- _ACTIVITY_
Your answer should be each line of the entries that contains the word "JSON", copied in full.

....................

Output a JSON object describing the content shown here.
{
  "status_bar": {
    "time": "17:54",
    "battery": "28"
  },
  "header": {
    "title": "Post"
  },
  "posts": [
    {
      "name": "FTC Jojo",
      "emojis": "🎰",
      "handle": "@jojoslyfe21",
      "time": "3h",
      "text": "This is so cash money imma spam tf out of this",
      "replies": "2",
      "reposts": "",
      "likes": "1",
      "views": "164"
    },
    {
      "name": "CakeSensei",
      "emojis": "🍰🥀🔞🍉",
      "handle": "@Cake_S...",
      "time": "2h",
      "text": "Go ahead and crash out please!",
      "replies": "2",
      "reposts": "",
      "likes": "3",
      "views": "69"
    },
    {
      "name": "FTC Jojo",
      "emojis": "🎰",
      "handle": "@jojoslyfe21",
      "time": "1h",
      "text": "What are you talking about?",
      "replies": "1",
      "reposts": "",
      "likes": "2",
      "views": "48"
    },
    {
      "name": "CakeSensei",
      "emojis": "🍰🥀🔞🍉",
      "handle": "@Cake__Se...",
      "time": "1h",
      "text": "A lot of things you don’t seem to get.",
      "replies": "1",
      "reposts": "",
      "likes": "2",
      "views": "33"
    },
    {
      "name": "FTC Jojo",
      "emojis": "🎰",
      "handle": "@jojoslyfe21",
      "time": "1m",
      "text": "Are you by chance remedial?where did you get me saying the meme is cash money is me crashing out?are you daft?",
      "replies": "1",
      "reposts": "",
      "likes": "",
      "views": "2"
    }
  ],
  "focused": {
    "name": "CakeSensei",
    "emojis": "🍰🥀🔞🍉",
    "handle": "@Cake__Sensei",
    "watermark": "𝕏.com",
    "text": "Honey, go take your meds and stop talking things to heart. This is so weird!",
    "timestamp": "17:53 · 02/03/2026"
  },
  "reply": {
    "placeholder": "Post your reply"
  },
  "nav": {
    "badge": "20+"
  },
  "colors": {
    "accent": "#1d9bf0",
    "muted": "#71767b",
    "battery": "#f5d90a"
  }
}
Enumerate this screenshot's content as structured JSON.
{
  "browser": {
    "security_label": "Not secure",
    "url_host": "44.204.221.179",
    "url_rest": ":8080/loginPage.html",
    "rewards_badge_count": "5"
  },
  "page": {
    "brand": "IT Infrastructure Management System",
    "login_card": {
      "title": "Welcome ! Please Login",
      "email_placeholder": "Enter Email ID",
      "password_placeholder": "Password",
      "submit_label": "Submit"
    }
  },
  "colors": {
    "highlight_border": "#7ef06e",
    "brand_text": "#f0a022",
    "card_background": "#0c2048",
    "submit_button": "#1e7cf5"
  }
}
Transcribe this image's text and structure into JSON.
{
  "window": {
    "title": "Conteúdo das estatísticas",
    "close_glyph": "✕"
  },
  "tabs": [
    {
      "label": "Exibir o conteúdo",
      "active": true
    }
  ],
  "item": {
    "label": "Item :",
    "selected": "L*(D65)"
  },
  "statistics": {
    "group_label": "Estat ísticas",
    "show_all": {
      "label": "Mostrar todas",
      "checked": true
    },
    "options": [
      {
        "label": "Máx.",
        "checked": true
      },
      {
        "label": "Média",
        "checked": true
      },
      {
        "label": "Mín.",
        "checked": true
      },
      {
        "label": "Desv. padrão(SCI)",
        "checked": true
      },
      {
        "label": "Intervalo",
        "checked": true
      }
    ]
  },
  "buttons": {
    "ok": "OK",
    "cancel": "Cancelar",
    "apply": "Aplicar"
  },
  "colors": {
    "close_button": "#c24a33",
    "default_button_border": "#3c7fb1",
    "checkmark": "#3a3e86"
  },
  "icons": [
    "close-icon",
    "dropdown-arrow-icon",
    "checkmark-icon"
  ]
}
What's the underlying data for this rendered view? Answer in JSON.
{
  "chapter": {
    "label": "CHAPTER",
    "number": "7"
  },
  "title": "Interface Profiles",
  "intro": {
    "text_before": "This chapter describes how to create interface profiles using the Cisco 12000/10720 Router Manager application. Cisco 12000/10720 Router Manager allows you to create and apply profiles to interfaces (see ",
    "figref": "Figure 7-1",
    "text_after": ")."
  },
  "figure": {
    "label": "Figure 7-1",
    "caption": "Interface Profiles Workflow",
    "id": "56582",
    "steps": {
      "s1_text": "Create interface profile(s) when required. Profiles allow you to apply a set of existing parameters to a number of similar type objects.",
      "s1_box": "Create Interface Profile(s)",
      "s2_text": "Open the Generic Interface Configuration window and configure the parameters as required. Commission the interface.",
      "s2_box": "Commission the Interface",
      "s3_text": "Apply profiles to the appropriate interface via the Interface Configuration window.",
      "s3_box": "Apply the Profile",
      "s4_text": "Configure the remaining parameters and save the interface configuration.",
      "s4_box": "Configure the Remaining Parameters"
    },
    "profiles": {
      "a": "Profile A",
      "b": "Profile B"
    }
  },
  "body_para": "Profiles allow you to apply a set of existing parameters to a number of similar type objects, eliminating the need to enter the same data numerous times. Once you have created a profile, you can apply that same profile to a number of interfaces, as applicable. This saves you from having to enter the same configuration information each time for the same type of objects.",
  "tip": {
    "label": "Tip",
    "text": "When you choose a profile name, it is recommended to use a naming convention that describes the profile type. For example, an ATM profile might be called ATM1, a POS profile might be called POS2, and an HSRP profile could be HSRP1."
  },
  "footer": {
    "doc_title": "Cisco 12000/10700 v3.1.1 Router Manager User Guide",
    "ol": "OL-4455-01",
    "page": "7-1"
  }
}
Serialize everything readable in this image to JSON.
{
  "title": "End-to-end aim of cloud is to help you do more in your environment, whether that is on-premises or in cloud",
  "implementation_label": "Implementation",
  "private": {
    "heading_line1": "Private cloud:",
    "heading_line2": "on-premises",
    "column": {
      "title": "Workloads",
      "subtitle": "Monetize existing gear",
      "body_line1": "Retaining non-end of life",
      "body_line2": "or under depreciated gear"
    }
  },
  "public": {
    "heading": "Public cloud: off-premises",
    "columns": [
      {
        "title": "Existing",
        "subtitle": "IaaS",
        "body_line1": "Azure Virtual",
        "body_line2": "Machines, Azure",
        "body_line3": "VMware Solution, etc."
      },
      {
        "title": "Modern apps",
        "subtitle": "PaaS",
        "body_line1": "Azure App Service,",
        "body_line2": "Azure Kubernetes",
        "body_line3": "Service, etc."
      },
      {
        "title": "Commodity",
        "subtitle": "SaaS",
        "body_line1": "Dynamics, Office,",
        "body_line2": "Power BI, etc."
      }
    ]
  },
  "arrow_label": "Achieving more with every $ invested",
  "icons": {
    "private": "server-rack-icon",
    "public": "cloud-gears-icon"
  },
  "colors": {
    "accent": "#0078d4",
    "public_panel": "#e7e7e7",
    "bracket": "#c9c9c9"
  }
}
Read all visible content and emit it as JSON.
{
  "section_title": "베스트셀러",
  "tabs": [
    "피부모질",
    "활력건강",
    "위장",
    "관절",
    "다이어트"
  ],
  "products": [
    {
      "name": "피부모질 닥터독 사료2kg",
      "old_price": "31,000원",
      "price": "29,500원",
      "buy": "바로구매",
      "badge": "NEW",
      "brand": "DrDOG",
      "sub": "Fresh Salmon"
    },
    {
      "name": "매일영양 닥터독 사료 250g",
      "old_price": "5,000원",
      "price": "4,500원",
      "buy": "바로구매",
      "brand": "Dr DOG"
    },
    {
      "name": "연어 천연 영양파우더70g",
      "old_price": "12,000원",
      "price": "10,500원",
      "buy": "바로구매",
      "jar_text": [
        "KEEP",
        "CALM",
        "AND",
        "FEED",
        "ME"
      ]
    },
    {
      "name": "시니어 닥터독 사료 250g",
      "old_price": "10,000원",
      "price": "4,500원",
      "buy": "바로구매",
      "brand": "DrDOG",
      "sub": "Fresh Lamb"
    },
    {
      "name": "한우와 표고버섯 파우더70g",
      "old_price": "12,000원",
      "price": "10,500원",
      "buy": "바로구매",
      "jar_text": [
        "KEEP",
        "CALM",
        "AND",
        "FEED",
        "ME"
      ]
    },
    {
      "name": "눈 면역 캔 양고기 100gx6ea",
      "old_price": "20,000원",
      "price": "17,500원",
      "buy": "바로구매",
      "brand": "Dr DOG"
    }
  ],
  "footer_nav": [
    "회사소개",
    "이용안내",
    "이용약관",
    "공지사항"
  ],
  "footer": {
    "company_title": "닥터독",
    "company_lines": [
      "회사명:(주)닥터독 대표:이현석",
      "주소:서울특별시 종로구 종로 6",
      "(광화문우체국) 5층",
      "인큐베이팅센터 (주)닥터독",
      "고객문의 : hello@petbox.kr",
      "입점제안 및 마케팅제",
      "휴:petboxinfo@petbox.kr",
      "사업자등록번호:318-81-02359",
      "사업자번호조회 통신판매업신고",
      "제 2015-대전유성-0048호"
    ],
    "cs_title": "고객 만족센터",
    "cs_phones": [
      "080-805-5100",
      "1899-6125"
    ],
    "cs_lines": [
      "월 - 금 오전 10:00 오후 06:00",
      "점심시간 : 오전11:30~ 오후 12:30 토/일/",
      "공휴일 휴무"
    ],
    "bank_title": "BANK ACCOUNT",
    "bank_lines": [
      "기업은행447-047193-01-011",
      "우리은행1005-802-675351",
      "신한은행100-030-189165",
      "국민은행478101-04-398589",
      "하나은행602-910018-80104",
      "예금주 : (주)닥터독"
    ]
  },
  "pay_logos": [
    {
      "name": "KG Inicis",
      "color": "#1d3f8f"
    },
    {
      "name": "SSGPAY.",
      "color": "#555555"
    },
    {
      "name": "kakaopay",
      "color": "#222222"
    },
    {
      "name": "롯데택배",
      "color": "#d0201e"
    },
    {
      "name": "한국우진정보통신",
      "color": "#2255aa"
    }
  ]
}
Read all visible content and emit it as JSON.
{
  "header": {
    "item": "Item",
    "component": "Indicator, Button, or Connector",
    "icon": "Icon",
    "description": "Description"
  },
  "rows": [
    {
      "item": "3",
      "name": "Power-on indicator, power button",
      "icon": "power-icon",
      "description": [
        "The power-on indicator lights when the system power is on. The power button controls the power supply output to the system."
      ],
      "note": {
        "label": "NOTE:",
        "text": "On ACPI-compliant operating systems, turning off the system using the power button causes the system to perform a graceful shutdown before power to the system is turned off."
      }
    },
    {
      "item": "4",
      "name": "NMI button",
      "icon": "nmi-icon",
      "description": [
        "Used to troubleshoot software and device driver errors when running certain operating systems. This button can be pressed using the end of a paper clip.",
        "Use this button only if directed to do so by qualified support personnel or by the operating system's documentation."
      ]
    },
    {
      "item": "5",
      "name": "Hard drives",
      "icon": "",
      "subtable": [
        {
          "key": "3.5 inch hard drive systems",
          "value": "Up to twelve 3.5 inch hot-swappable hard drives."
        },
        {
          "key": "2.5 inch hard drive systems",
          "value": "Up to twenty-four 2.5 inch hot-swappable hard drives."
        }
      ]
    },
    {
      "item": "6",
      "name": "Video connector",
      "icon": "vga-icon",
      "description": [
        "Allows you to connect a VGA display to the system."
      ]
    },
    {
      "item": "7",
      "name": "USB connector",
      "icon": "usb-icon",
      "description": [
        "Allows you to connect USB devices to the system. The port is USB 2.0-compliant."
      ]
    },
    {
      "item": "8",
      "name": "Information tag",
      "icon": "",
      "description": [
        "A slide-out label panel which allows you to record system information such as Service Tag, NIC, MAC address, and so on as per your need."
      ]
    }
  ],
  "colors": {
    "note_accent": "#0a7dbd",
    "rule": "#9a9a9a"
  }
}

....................

- _RESPONSE_
Output a JSON object describing the content shown here.
Enumerate this screenshot's content as structured JSON.
Transcribe this image's text and structure into JSON.
What's the underlying data for this rendered view? Answer in JSON.
Serialize everything readable in this image to JSON.
Read all visible content and emit it as JSON.
Read all visible content and emit it as JSON.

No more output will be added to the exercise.